Goal of the exercise> From the first line to the last, restate the data exactly, leaving out the images.

*** Excerpted data ***

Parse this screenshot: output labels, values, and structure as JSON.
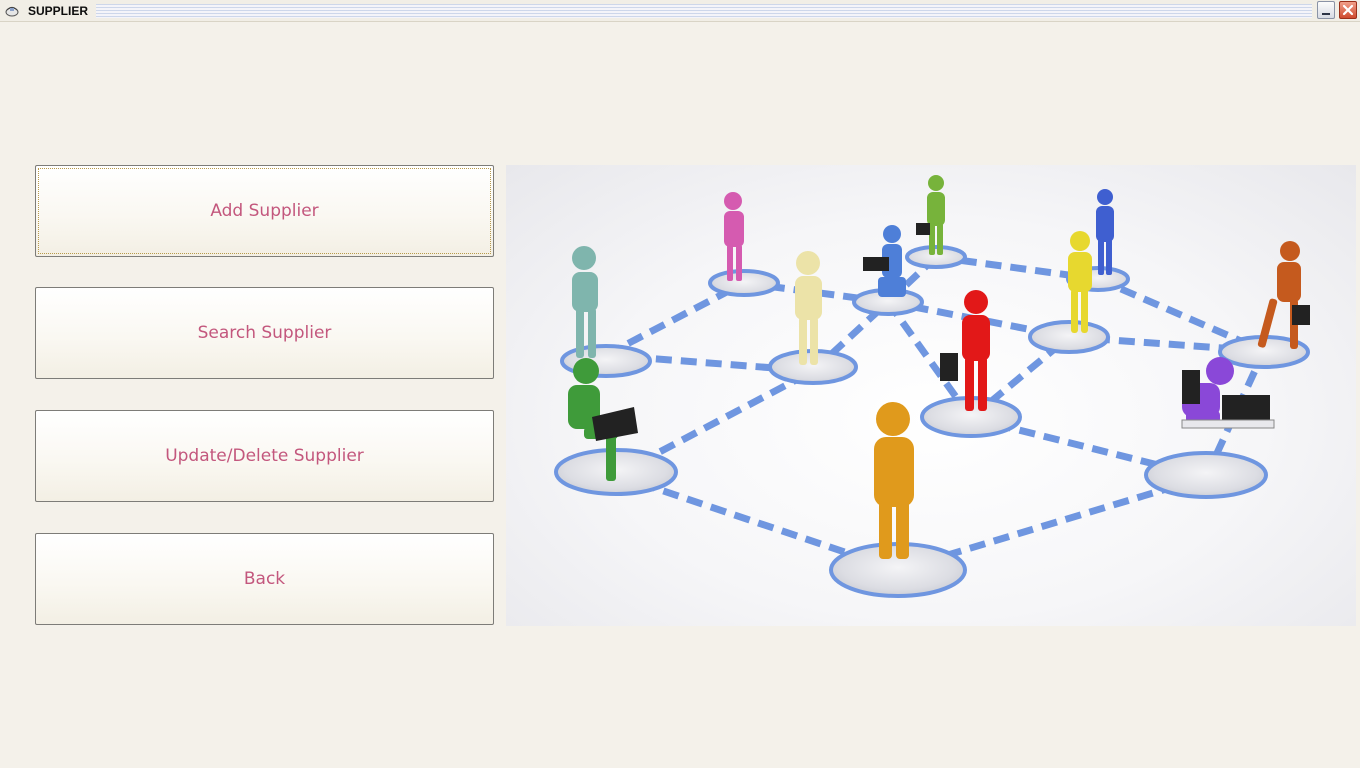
{
  "window": {
    "title": "SUPPLIER",
    "app_icon": "app-icon",
    "minimize_icon": "minimize-icon",
    "close_icon": "close-icon"
  },
  "menu": {
    "add_label": "Add Supplier",
    "search_label": "Search Supplier",
    "update_delete_label": "Update/Delete Supplier",
    "back_label": "Back"
  },
  "illustration": {
    "subject": "people-network-illustration"
  },
  "colors": {
    "button_text": "#c3577d",
    "background": "#f4f1ea",
    "network_line": "#6f96e0"
  }
}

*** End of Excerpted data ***

Output for this task>
Parse this screenshot: output labels, values, and structure as JSON.
{
  "window": {
    "title": "SUPPLIER",
    "app_icon": "app-icon",
    "minimize_icon": "minimize-icon",
    "close_icon": "close-icon"
  },
  "menu": {
    "add_label": "Add Supplier",
    "search_label": "Search Supplier",
    "update_delete_label": "Update/Delete Supplier",
    "back_label": "Back"
  },
  "illustration": {
    "subject": "people-network-illustration"
  },
  "colors": {
    "button_text": "#c3577d",
    "background": "#f4f1ea",
    "network_line": "#6f96e0"
  }
}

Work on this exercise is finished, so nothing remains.